*** Material shown Section Begins ***

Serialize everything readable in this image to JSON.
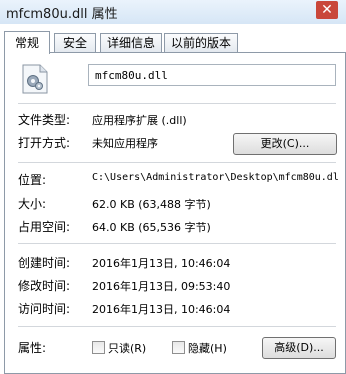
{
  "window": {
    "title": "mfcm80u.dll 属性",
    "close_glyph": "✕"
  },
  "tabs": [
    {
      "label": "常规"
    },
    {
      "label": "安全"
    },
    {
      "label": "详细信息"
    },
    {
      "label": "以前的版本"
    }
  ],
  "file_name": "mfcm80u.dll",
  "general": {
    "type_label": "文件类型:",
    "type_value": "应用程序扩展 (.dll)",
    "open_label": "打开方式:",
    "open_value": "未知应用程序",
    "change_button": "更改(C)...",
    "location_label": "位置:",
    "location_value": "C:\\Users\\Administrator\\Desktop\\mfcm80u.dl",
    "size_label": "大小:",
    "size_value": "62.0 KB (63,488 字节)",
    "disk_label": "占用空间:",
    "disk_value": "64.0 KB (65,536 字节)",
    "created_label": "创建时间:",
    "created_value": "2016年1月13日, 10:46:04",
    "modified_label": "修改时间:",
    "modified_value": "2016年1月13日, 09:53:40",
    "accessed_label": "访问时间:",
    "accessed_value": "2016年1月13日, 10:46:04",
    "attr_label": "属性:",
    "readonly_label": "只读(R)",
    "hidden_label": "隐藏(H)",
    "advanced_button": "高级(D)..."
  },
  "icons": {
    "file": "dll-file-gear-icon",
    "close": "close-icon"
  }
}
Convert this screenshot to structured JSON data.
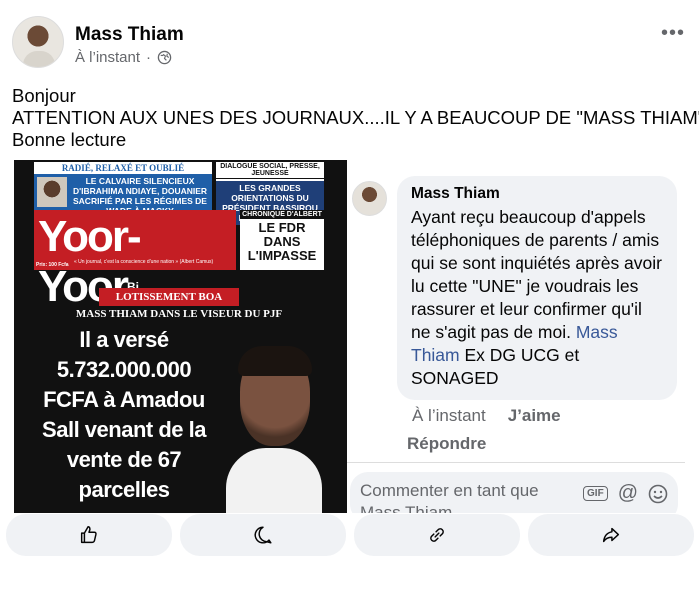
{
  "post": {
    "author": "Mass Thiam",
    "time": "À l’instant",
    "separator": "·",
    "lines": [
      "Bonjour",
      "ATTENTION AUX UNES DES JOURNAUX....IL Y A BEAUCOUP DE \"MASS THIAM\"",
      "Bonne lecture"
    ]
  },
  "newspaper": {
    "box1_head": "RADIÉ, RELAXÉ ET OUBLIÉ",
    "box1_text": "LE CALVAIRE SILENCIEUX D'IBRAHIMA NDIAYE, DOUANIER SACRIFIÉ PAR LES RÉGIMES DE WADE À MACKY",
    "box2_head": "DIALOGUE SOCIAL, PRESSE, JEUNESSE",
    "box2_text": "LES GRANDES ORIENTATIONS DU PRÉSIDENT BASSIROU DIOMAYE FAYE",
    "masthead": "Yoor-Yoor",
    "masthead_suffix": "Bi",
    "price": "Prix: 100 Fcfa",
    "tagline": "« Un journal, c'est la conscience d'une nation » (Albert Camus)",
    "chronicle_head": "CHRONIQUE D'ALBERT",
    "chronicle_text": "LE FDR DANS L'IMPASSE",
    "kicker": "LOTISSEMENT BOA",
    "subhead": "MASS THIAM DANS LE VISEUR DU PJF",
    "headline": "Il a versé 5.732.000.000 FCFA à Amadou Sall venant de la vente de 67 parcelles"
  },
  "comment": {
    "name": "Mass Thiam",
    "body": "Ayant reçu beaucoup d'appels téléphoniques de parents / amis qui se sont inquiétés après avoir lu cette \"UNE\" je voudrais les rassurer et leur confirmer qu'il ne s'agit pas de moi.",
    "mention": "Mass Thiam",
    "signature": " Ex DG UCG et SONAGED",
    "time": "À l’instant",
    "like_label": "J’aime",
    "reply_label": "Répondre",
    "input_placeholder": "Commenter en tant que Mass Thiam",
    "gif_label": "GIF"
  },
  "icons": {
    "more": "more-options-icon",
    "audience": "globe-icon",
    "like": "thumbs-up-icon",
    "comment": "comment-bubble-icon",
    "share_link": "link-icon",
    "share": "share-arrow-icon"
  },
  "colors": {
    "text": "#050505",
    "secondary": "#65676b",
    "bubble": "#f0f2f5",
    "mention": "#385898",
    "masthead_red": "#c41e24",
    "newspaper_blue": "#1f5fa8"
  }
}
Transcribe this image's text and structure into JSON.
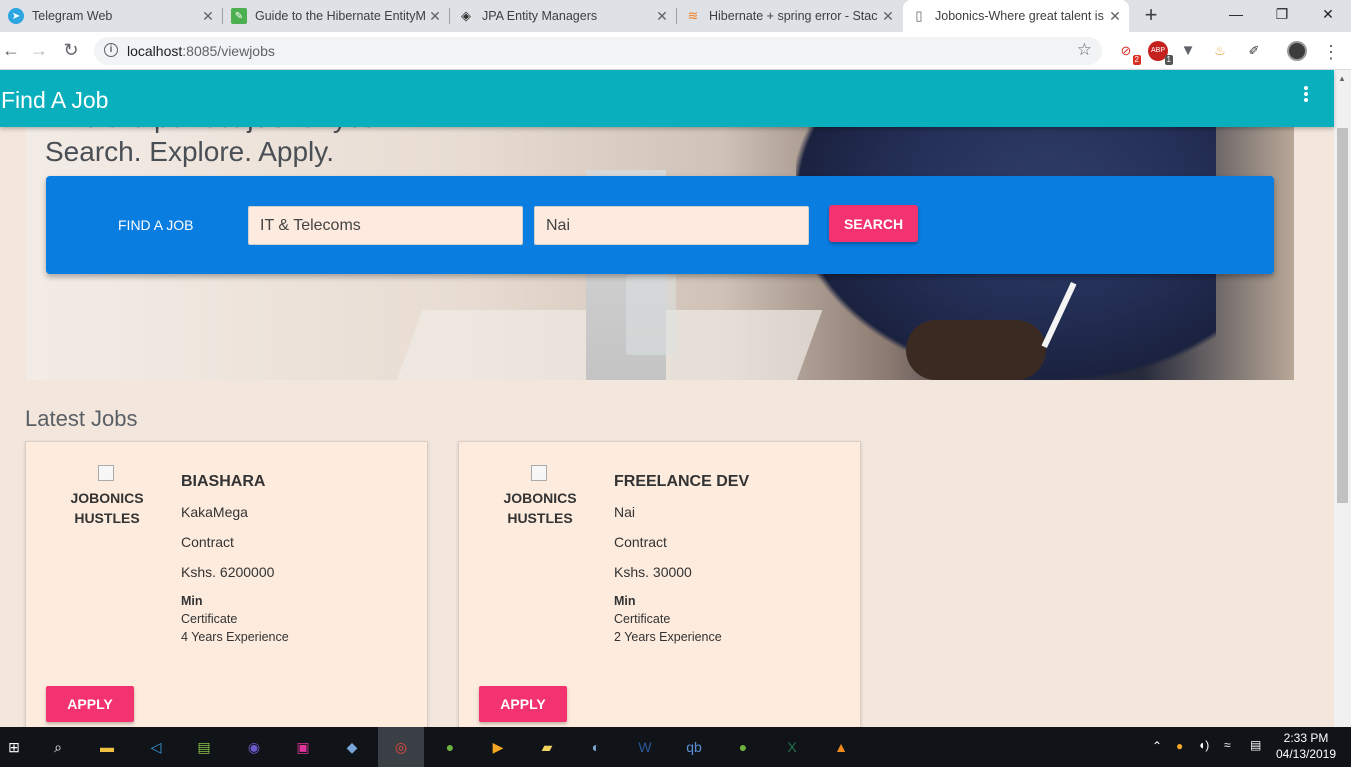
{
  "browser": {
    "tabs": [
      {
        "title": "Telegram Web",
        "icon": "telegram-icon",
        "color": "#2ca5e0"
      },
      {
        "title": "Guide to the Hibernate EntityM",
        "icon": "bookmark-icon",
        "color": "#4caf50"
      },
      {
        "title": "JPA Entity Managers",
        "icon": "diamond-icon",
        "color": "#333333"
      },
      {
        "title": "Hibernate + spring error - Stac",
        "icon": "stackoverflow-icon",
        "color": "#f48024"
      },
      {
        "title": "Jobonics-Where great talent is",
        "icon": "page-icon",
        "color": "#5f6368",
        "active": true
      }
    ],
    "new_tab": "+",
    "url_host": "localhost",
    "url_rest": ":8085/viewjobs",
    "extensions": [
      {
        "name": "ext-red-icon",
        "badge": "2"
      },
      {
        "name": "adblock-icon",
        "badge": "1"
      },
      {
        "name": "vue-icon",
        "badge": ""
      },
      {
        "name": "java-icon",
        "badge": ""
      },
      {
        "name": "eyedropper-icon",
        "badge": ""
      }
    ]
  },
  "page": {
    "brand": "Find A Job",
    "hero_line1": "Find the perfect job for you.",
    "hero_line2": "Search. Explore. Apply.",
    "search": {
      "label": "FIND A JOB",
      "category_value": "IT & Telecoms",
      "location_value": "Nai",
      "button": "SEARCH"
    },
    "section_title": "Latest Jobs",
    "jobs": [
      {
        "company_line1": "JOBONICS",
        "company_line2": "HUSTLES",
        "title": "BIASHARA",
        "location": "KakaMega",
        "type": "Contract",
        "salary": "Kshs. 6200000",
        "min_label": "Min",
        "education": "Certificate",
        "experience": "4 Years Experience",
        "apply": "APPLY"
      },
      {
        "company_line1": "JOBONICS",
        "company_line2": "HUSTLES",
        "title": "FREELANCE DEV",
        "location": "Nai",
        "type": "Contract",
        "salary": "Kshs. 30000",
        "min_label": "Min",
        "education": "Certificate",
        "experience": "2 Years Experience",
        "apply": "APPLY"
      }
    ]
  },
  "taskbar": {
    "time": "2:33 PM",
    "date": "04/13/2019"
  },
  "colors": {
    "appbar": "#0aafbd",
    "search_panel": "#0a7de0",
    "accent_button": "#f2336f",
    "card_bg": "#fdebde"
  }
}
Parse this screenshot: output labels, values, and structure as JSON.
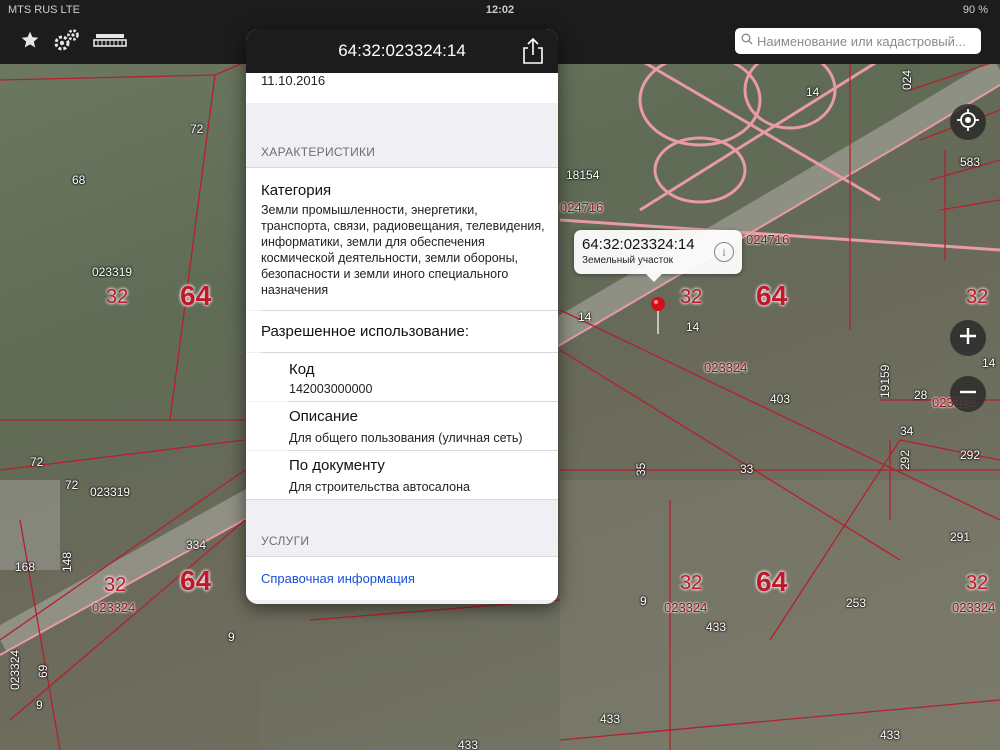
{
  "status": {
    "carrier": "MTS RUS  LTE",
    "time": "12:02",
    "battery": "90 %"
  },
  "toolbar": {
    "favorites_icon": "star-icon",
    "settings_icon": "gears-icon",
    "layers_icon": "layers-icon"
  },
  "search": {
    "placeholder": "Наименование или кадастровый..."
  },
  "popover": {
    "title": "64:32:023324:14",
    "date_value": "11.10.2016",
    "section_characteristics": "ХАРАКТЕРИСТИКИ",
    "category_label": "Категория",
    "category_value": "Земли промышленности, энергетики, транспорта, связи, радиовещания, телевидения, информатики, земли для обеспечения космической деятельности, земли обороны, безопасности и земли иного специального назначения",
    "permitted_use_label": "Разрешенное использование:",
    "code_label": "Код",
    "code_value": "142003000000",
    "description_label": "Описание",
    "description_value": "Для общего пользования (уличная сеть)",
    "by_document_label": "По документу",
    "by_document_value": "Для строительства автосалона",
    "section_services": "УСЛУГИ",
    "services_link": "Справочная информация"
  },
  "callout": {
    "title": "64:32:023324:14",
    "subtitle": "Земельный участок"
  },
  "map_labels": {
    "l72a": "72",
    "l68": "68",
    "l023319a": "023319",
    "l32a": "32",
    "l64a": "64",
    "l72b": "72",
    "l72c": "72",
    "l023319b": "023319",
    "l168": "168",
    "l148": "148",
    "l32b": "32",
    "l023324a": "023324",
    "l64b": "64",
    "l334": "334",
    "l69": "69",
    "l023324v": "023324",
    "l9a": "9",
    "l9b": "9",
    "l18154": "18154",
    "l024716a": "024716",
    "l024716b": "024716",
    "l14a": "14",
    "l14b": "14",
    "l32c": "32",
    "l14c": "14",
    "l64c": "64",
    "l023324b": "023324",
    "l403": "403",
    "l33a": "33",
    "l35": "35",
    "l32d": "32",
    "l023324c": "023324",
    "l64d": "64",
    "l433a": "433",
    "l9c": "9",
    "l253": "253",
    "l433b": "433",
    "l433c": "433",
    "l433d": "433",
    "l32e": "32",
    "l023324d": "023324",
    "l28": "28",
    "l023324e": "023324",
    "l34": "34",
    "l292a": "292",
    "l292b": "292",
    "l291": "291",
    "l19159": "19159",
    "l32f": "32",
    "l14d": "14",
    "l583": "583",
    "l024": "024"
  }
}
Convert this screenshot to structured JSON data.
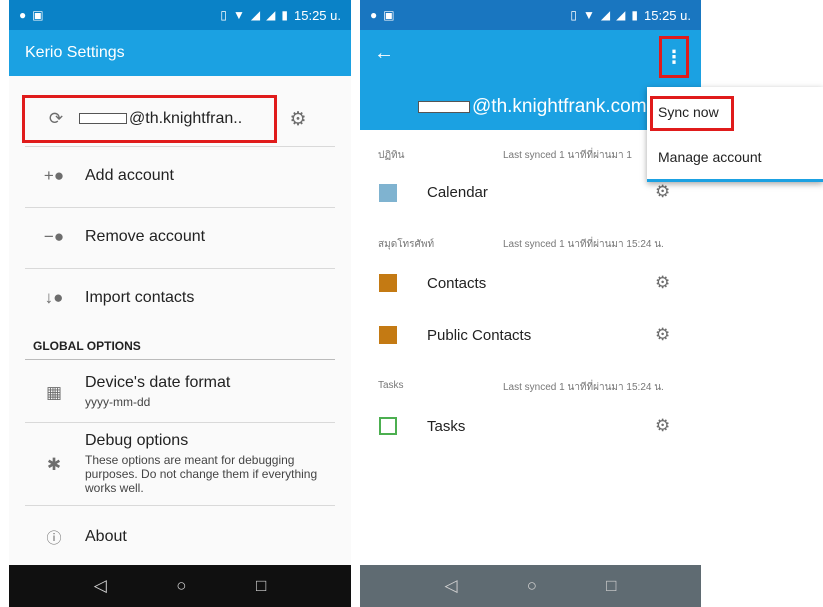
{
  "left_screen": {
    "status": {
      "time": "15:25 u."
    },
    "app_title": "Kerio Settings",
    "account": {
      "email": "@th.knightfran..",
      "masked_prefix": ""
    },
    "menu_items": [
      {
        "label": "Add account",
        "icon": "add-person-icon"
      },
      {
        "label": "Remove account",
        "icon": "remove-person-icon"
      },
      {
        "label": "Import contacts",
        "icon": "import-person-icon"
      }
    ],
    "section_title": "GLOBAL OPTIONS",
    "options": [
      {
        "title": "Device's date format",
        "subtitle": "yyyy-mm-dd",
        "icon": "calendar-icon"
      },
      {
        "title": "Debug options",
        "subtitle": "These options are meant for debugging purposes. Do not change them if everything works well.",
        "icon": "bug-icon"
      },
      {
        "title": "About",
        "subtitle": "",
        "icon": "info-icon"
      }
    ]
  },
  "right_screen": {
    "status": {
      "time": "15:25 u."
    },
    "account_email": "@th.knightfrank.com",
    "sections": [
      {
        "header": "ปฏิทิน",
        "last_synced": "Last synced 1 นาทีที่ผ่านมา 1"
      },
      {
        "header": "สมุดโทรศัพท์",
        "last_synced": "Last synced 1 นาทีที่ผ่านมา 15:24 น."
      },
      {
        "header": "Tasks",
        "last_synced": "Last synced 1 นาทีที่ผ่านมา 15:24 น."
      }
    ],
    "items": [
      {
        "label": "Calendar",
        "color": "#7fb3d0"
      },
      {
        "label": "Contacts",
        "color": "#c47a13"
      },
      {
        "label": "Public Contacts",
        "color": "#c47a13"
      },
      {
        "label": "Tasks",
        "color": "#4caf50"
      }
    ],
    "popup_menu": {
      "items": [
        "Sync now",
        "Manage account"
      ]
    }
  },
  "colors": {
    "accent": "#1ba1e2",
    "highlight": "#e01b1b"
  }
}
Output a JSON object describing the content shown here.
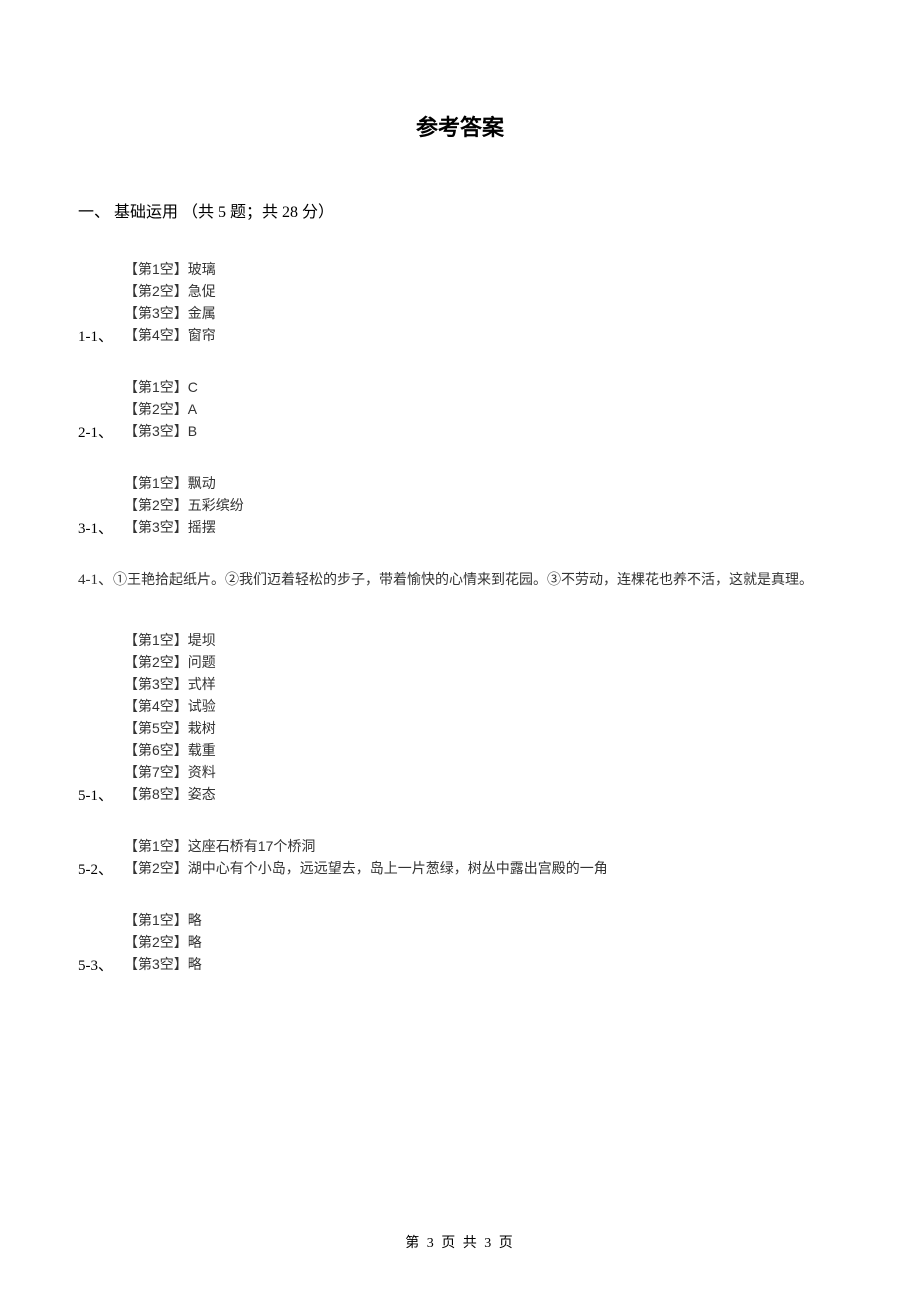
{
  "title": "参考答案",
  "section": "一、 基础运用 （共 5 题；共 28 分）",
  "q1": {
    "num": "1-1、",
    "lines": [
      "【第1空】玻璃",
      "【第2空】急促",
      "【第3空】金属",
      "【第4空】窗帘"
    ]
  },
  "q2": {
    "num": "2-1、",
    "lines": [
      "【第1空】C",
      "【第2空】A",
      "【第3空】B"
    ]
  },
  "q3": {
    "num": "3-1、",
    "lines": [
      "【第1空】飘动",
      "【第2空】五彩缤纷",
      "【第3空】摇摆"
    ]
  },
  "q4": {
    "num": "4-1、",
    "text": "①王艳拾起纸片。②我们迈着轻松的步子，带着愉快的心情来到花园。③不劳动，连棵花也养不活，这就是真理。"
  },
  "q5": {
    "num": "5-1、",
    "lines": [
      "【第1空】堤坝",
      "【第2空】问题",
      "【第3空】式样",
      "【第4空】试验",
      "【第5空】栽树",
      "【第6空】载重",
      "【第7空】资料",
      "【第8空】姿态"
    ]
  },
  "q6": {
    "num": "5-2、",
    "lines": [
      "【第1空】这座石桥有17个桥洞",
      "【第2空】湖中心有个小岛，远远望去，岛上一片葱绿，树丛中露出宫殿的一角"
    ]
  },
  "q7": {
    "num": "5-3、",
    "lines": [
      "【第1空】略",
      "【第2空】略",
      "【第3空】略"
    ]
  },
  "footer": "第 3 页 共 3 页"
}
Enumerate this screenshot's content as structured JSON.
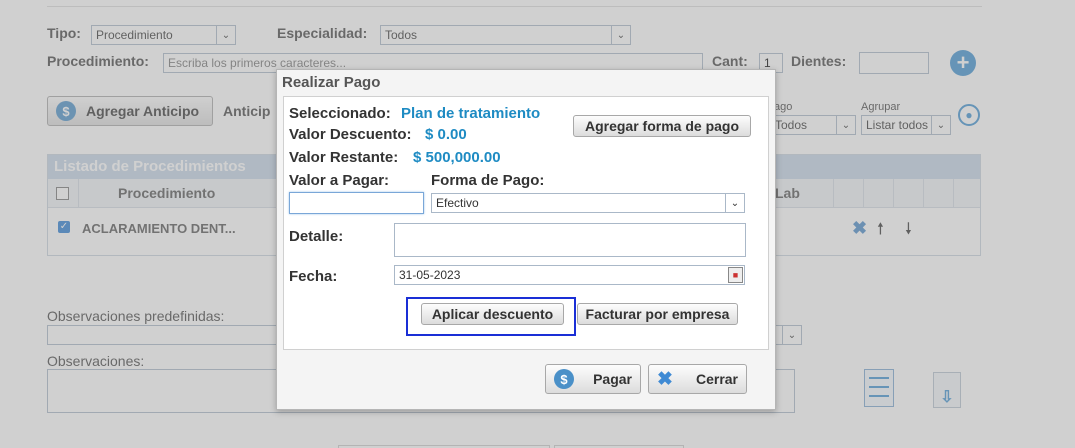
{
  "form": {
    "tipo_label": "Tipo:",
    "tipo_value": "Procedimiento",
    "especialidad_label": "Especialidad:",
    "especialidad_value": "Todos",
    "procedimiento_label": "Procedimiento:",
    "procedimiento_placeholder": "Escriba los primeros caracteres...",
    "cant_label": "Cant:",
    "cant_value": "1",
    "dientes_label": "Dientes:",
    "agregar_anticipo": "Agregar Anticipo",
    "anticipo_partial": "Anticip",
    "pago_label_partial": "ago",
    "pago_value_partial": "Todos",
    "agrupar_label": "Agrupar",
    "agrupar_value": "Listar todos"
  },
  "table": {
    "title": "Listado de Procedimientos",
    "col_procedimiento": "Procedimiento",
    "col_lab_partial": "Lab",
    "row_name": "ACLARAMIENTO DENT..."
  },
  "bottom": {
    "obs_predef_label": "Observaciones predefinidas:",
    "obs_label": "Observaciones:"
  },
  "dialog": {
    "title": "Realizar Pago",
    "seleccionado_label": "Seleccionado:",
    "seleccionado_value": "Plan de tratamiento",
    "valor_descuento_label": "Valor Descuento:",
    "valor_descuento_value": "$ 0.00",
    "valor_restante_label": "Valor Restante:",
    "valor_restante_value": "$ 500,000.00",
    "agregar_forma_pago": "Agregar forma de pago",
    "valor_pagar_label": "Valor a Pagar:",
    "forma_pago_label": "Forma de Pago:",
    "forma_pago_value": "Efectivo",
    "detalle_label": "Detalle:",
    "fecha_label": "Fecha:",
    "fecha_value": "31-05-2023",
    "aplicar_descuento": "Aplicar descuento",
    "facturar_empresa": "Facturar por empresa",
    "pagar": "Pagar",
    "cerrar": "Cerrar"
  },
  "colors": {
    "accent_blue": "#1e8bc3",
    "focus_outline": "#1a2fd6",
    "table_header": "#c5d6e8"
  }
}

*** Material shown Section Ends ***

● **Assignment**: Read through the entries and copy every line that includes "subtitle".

● **Your solution**:
    "subtitle": "Земельный участок"
        "subtitle": "yyyy-mm-dd",
        "subtitle": "These options are meant for debugging purposes. Do not change them if everything works well.",
        "subtitle": "",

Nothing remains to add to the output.